Sheats teaches English literature at UCLA

Few marriages can have inspired as much literate second-guessing as that of Mrs. Samuel Taylor Coleridge and her myriad-minded husband, the poet and critic who left us “The Rime of the Ancient Mariner” and other great poems, and who helped shape the political and literary thinking of his century and ours. Received opinion finds the marriage a lamentable mistake. Dragooned into the match by a friend, the story goes, Coleridge quickly sounded the shallows of his new wife’s character, in contrast to such women as Dorothy, the sensitive sister of his friend and fellow poet, William Wordsworth. In later years, Coleridge, the Wordsworths, and the literary historians all blamed Sarah (or, as he insisted she spell it, Sara) for his paralyzing addiction to opium, his passionate, Platonic attachments to more sympathetic women, and, most important to posterity, his failure to fulfill the high promise of his youth. As Coleridge put it in justificaton of a final separation in 1807, “Mrs. C. has a temper and general tone of feeling which . . . I have found wholly incompatible with an endurable Life, and such as to preclude all chance of my ever developing the talents, which my Maker has entrusted to me.”

In a previous book, Molly Lefebure told Coleridge’s story. In “The Bondage of Love,” it is Sara’s turn, and a very different story it is. Drawing on hitherto unpublished correspondence, Lefebure argues that Sara was not only a strong and intelligent woman but an emergent feminist, whose expectations of intellectual equality in marriage were molded by the radical ideology of the French Revolution. Like the 1970s, the 1790s witnessed a highly selective change in attitudes to marriage, and the young Coleridge, for all his political radicalism, was far more traditional than his future mate. A wife, he wrote, should exhibit a “docility of nature” that would dispose her to “adopt my opinions on all important subjects.”

If Sara repeatedly disappointed her husband on this score, in Lefebure’s account, she proved a steadfast and loyal wife and mother. She was a careful housekeeper, whose eye for economies had been sharpened by a father’s bankruptcy. She delivered her first child herself and nursed a second through the smallpox only to watch him die months later from convulsions. Coleridge’s absence on both occasions was, as the book shows, regrettably predictable.

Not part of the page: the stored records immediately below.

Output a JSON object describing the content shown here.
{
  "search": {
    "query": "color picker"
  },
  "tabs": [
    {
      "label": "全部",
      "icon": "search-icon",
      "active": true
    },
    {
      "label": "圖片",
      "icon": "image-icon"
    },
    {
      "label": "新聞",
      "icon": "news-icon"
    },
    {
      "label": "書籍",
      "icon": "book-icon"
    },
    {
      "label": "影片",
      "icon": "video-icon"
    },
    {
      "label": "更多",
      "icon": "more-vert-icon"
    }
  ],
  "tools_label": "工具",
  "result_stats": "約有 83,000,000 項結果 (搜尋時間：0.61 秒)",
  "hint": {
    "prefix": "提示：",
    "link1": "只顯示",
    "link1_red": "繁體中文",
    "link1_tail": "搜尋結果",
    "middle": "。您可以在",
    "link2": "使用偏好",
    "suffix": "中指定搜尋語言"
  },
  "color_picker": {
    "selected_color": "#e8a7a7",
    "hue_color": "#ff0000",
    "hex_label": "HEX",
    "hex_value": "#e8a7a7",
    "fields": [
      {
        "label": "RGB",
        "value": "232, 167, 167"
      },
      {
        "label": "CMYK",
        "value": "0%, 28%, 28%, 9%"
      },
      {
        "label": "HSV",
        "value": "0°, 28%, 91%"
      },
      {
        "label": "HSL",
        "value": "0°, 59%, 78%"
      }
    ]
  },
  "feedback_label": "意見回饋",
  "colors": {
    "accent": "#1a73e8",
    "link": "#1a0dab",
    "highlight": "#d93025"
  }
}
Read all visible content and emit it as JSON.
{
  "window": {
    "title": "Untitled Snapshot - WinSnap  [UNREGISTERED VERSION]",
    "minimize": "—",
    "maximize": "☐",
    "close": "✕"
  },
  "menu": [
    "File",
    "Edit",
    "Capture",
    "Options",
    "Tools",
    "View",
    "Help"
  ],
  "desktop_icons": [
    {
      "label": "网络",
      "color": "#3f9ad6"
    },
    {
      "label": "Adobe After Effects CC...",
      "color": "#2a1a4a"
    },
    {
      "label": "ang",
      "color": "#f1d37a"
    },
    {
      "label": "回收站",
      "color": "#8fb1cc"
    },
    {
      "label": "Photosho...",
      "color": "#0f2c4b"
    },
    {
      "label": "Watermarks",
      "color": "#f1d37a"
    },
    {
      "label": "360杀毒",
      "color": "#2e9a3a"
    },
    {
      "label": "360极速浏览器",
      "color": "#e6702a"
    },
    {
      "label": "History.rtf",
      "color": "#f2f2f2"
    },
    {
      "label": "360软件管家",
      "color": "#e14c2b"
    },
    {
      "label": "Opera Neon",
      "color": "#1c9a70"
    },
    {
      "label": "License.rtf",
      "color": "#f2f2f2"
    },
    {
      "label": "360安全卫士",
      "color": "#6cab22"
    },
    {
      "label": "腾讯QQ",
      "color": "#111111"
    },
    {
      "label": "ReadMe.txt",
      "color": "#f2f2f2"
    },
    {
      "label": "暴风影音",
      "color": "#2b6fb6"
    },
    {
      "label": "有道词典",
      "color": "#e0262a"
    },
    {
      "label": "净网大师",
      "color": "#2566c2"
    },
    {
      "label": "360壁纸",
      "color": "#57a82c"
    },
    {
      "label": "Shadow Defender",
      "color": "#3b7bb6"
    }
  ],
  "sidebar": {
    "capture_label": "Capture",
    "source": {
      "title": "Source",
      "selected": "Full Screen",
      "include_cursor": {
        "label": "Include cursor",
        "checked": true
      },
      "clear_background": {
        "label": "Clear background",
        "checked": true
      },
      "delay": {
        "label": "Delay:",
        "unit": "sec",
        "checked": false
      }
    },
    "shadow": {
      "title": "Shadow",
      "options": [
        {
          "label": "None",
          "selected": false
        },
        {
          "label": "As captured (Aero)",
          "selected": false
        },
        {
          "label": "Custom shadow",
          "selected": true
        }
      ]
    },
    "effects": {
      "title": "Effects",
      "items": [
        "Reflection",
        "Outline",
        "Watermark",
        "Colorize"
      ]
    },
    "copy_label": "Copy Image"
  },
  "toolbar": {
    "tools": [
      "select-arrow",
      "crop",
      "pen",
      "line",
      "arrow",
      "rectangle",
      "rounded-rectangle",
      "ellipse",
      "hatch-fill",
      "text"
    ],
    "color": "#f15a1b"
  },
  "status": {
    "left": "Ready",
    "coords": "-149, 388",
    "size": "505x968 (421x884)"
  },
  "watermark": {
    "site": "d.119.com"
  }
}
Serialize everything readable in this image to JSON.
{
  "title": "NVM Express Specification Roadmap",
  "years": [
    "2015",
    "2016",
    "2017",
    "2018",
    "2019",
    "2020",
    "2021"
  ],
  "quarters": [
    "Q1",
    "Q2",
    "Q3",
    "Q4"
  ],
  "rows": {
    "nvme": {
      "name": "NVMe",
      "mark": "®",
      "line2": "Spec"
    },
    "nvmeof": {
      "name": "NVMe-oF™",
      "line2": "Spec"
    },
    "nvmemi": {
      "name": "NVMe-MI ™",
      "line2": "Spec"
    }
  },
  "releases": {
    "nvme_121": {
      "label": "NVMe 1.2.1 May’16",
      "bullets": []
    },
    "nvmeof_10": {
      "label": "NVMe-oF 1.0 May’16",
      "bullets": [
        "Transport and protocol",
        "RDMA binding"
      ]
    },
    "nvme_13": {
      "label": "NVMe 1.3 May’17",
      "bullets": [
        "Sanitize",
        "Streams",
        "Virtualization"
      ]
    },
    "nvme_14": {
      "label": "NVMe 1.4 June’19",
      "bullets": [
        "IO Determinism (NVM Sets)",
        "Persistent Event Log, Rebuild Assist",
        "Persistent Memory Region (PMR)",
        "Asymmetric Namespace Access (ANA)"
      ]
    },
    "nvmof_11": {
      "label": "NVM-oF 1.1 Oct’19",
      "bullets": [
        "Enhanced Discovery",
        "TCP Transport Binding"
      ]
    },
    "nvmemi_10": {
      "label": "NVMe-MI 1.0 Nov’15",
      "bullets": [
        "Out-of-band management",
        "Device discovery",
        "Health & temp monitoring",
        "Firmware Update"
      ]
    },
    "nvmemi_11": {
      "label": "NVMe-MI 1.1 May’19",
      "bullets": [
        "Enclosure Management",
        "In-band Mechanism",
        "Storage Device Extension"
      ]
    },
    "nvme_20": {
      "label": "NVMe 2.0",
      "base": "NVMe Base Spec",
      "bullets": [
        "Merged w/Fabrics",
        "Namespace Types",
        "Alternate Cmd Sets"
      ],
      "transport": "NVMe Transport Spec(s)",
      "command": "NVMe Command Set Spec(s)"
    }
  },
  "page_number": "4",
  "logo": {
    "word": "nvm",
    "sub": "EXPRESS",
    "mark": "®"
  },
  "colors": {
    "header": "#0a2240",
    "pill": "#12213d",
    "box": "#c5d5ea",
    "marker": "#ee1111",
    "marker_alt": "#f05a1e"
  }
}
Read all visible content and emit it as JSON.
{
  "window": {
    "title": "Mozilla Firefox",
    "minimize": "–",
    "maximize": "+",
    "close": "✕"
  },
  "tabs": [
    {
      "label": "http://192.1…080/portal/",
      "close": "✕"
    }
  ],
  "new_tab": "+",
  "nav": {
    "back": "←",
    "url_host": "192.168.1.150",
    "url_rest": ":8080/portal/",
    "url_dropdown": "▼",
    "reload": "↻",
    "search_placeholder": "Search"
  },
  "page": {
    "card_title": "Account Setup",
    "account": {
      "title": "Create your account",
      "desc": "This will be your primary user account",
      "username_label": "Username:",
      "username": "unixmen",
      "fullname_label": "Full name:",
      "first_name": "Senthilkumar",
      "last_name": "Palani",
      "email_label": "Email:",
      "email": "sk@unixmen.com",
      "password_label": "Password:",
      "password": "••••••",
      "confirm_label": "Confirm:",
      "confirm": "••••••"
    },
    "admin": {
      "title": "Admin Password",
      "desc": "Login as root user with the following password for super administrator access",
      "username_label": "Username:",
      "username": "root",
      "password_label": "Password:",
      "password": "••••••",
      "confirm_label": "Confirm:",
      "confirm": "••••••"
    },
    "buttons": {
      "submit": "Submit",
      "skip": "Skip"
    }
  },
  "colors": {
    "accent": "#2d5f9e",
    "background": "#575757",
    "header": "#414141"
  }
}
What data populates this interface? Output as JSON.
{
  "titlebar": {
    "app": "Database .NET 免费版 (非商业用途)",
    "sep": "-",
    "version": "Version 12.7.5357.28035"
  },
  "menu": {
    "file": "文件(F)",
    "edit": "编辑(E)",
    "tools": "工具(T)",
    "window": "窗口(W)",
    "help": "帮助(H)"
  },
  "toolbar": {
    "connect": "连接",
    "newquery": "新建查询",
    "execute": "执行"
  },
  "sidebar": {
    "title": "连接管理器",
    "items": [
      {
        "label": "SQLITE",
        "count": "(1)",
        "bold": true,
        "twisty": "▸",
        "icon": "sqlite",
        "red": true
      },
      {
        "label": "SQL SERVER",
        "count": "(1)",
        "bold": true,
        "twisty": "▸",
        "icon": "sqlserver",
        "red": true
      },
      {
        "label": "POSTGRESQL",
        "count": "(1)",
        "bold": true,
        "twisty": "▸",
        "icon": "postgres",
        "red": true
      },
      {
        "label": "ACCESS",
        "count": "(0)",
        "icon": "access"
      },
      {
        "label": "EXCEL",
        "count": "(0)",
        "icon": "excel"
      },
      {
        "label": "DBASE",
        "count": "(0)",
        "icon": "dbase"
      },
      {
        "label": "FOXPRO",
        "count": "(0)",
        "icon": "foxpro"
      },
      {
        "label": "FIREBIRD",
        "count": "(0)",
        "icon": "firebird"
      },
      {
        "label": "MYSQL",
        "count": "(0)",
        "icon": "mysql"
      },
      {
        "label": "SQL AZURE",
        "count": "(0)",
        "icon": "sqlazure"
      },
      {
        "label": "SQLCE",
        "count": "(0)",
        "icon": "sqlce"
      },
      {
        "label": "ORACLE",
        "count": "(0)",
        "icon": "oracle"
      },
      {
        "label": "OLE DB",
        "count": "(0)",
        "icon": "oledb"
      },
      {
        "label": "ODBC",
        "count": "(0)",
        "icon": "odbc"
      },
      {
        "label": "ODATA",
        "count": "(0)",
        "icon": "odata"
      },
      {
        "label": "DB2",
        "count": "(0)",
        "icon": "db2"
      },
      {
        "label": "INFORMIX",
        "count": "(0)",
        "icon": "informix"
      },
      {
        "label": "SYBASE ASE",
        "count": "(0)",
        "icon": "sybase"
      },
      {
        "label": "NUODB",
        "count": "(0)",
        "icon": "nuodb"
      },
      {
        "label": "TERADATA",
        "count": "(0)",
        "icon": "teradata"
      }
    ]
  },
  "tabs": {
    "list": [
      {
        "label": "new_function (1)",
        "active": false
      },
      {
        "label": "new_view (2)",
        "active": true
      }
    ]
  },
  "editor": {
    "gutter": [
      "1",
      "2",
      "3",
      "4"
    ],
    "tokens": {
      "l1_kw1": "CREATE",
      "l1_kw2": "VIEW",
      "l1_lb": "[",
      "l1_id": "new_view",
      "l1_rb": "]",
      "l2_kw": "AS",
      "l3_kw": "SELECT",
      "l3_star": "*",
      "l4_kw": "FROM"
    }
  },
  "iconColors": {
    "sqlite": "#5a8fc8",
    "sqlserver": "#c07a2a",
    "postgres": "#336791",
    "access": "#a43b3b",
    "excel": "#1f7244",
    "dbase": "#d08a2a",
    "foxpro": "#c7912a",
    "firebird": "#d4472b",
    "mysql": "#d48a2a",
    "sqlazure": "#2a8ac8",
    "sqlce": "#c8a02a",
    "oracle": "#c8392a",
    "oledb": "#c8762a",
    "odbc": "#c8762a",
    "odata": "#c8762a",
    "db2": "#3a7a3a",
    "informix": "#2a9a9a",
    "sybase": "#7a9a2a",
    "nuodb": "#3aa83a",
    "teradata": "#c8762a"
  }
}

It was Sara’s justifiable demand that Coleridge give up opium that drove him to the separation. Middle age brought the auspicious marriage of a brilliant daughter, the alcoholism of an equally brilliant son, and what Lefebure calls “the disillusioned, bed-rock camaraderie of long-established marriage.” At the end, we see Sara and Samuel as near neighbors in north London, meeting occasionally to reminisce about their children and their past.


Marriage ought not to be anatomized without a delicate scalpel, and Lefebure’s indignant defense of Sara verges on special pleading. To her credit, she does not indulge in easy moralizing about Coleridge’s opium habit--the biological mechanisms of addiction were not understood in the 1790s, and the drug was as commonly prescribed for pain as aspirin is today. She does however blame opium for the failure of the marriage, and dismisses Coleridge’s criticisms of Sara as an addict’s desperate attempts to deny responsibility and guilt. Coleridge himself she presents as a kind of metaphysical whirling dervish, a spoiled visionary whose irresistible charm masked a pathological need for admiration. That Sara said yes to such an unlikely fellow is put down not to any solid virtues but to his occult powers--"the poor woman . . . had fallen under Coleridge’s spell and was totally enchanted by him.” Coleridge’s writing is presented as Sara might have seen it, as a source of income or a rival. Our perspective is often that of the kitchen or laundry, where we are invited to share her resentment of the “privileged role of the exclusive man of letters” and to join the “sisterhood of domestic slavery” she in turn shares with Nanny, the tubercular maid. If such perspectives offer insight into the social history of marriage, they surely tend to oversimplify Coleridge. His mind and art--his greatness, in short--disappear from the field of view, deepening our sense that Sara would not or could not share her husband’s work any more than he shared hers. This, indeed, became his major complaint.

Such indignities to the husband may be the price of a spirited attempt to rehabilitate the wife. In the latter attempt the book must be judged a success: As represented by Lefebure, Sara wins our respect and admiration. More important however than her vindication is Lefebure’s recovery, in rich and evocative detail, of the quality of Sara’s experience--of how and what a remarkable and representative woman saw, felt, and thought nearly 200 years ago. Despite its lurid title, “The Bondage of Love” exemplifies the power of a revisionist history to recover a more complete past, and does so more winningly, indeed.